Thank God my parents sent me home with some leftovers. I don’t know what I would have done otherwise. That was my next three days. Then was Sunday, with church, eating out and shopping. Monday brought another full day of shopping. Then back to being home by myself for 12 hours a day, except my oldest daughter was now really sick. I then watched my husband get sick and then my other daughter. My husband still worked his 12 hour days, but I was left nursing all the sick ones in the house. I was only 2 weeks postpartum when everyone was sick. Going into the third week, I got sick. Let’s just say that things got really tough then. Now the postpartum period is usually considered to be six weeks. I was still supposed to resting and not doing much of anything but taking care of baby. I never really even had that kind of resting with my third child at all.
Along the way, I picked up some valuable tips to surviving a rough postpartum period. I’m sharing them with you, in case you ever have to face a situation like that one.
1. Free Food

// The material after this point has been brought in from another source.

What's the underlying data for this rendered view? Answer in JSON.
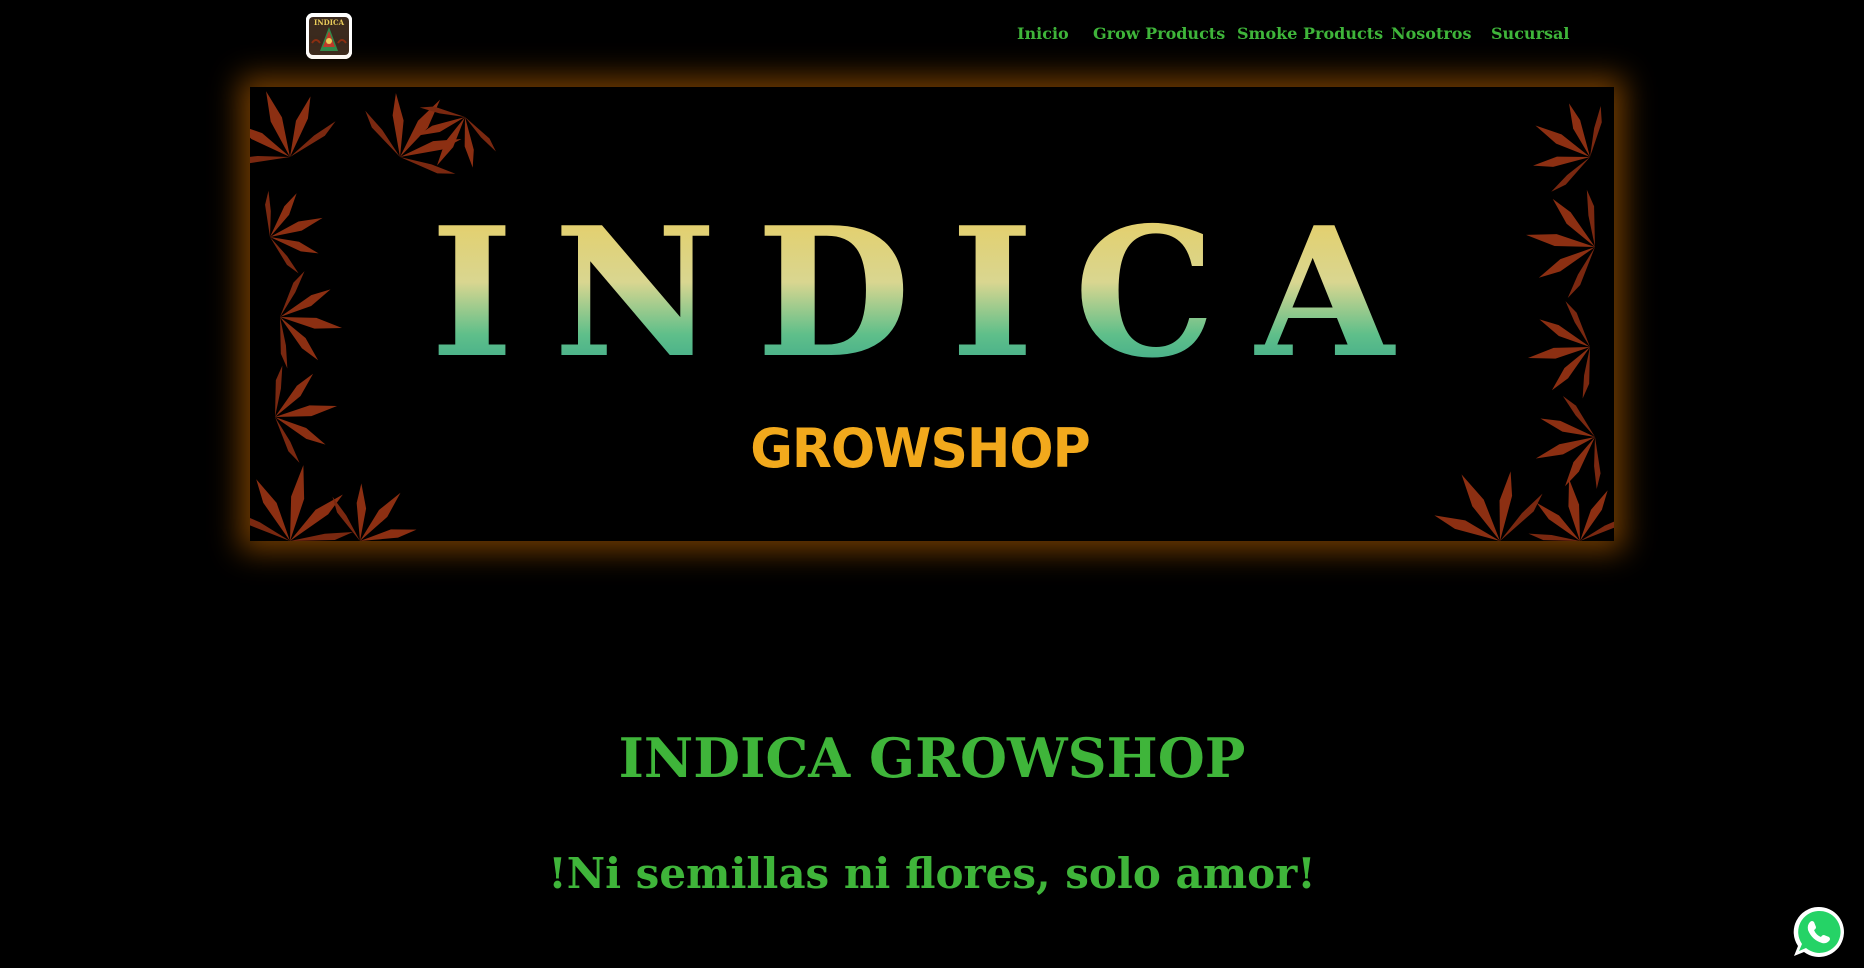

If you can get any kind of help at all, having meals delivered is the most helpful thing, especially if the mom has more than one kid. I didn’t have to think about feeding my family. It was already done for me. If there is no help to be had, using a mail subscription meal service, like Blue Apron, can really help as well. You don’t have to worry about thinking up meals and shopping. All that is done for you and the recipe and ingredients are delivered to your door.
When you can’t stay in bed for hours on end, rest when you can. And yes, that means ignoring the dirty floors, the piles of dirty clothes and dishes, and the toys scattered everywhere. While it’s not the most fun to sit in a messy house, rest is vital to your recovery!
3. One Chore a Day
On the other hand, yes, the chores need to be done. If you can’t get any help with these, then choose one chore a day to do. No, the house won’t be spotless, but what is necessary to live is getting done. I had a rotating schedule between dishes, laundry and some basic cleaning (kitchen, floors, and bathroom.) It wasn’t until much later, that I was able to clean in any depth.
4. Keep Distractions on Hand
When you have other children in the house, especially younger children, having distractions will help retain your sanity and help you reset. In our house, we don’t have cable and rarely watch movies. However, an exception was made for this time. Their grandma bought them Frozen and my girls watched this daily until we all had the movie memorized. But it gave me a two hour gap to rest and kept the little ones resting when they were sick.
5. Have Adult Visitors
If you spend your days alone and/or with kids all day, you need a break! Whether it is finding a babysitter for the older children and going out with a friend (with baby of course!) or just having someone drop in for a chat, being with another adult can really be a breathe of fresh air.
6. Ask for Help
Now granted, this one I’m still working on, but asking for help is important. I even asked my sick husband who worked 12 hour days to occasionally put a child to bed or take out the trash. It can be hard to ask for any kind of help, but there is no shame in needing help in this vulnerable and overwhelming time of your life.
I know that a rough pregnancy, birth and low/no support during postpartum can be a really rough time. I pray that you don’t have to go through that. However, if you are ever in that unfortunate situation, I hope these tips help you survive. I know they helped me survive and I also know that I will be much more insistent on help with the next child and will be asking people ahead of time for the specific help I need.
Have you ever had to survive a rough postpartum period?